Volume 2015, Article ID 163757, 9 pages
Research Article

Delayed Graft Function in Kidney Transplants: Time Evolution, Role of Acute Rejection, Risk Factors, and Impact on Patient and Graft Outcome

1Department of Nephrology, Dialysis and Transplantation and Department of Abdominal Surgery, CUB, Erasmus Hospital, Route de Lennik 808, 1070 Brussels, Belgium
2Research Center of Biostatistics, Epidemiology and Clinical Research, School of Public Health, Route de Lennik 808, 1070 Brussels, Belgium
3Nephrology Department, Antwerp University Hospital, Free University of Brussels, Wilrijkstraat 10, 2650 Edegem, Belgium

Received 29 April 2015; Accepted 26 August 2015

Academic Editor: F. H. J. Claas
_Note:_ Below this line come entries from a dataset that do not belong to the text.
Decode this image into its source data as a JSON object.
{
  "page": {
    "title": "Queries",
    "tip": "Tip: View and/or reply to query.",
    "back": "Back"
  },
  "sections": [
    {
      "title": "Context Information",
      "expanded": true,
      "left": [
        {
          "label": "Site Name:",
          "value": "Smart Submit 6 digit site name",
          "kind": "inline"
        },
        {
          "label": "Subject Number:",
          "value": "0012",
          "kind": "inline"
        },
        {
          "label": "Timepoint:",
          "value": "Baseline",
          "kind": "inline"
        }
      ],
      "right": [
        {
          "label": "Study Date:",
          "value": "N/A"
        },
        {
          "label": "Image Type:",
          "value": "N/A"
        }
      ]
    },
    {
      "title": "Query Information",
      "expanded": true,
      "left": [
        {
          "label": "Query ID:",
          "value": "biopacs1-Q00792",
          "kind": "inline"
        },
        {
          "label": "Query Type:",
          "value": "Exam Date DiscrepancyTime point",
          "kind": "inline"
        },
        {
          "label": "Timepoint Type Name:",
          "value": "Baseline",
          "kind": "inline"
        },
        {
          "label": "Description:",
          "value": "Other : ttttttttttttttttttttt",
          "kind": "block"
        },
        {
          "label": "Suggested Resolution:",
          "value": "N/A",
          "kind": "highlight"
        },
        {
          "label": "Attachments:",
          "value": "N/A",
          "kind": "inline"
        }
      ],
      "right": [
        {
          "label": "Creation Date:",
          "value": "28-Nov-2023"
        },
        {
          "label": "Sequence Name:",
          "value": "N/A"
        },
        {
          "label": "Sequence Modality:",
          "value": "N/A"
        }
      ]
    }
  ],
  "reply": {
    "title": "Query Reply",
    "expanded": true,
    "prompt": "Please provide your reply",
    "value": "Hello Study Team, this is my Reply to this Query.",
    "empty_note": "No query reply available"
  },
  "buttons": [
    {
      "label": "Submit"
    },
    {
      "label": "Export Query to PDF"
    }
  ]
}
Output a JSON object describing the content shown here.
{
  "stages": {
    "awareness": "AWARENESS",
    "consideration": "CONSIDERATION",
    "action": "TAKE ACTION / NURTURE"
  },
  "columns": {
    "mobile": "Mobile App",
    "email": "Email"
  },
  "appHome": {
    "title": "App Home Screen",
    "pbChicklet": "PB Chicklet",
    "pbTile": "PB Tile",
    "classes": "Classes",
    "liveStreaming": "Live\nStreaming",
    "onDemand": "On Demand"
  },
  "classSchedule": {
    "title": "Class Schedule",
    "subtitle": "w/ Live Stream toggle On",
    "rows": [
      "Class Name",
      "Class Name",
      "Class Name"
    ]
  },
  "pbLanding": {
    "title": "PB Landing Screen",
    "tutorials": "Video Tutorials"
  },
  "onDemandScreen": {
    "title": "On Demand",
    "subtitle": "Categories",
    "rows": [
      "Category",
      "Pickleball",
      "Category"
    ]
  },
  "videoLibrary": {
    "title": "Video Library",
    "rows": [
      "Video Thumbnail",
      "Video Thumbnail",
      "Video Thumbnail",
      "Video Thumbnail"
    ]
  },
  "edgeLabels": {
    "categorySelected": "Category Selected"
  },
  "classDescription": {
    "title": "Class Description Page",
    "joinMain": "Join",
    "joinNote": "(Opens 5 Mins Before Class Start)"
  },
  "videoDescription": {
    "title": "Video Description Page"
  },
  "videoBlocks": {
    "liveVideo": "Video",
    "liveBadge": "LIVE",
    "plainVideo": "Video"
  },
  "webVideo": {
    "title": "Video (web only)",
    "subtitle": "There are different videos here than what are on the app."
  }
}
Copyright © 2015 Martin Chaumont et al. This is an open access article distributed under the Creative Commons Attribution License, which permits unrestricted use, distribution, and reproduction in any medium, provided the original work is properly cited.


Background. Although numerous risk factors for delayed graft function (DGF) have been identified, the role of ischemia-reperfusion injury and acute rejection episodes (ARE) occurring during the DGF period is ill-defined and DGF impact on patient and graft outcome remains controversial. Methods. From 1983 to 2014, 1784 kidney-only transplantations from deceased donors were studied. Classical risk factors for DGF along with two novel ones, recipient’s perioperative saline loading and residual diuresis, were analyzed by logistic regression and receiver operating characteristic (ROC) curves. Results. Along with other risk factors, absence of perioperative saline loading increases acute rejection incidence (OR = 1.9 [1.2–2.9]). Moreover, we observed two novel risk factors for DGF: patient’s residual diuresis ≤500 mL/d (OR = 2.3 [1.6–3.5]) and absence of perioperative saline loading (OR = 3.3 [2.0–5.4]). Area under the curve of the ROC curve (0.77 [0.74–0.81]) shows an excellent discriminant power of our model, irrespective of rejection. DGF does not influence patient survival . However, graft survival is decreased only when rejection was associated with DGF .  Conclusions. Perioperative saline loading efficiently prevents ischemia-reperfusion injury, which is the predominant factor inducing DGF. DGF per se has no influence on patient and graft outcome. Its incidence is currently close to 5% in our centre.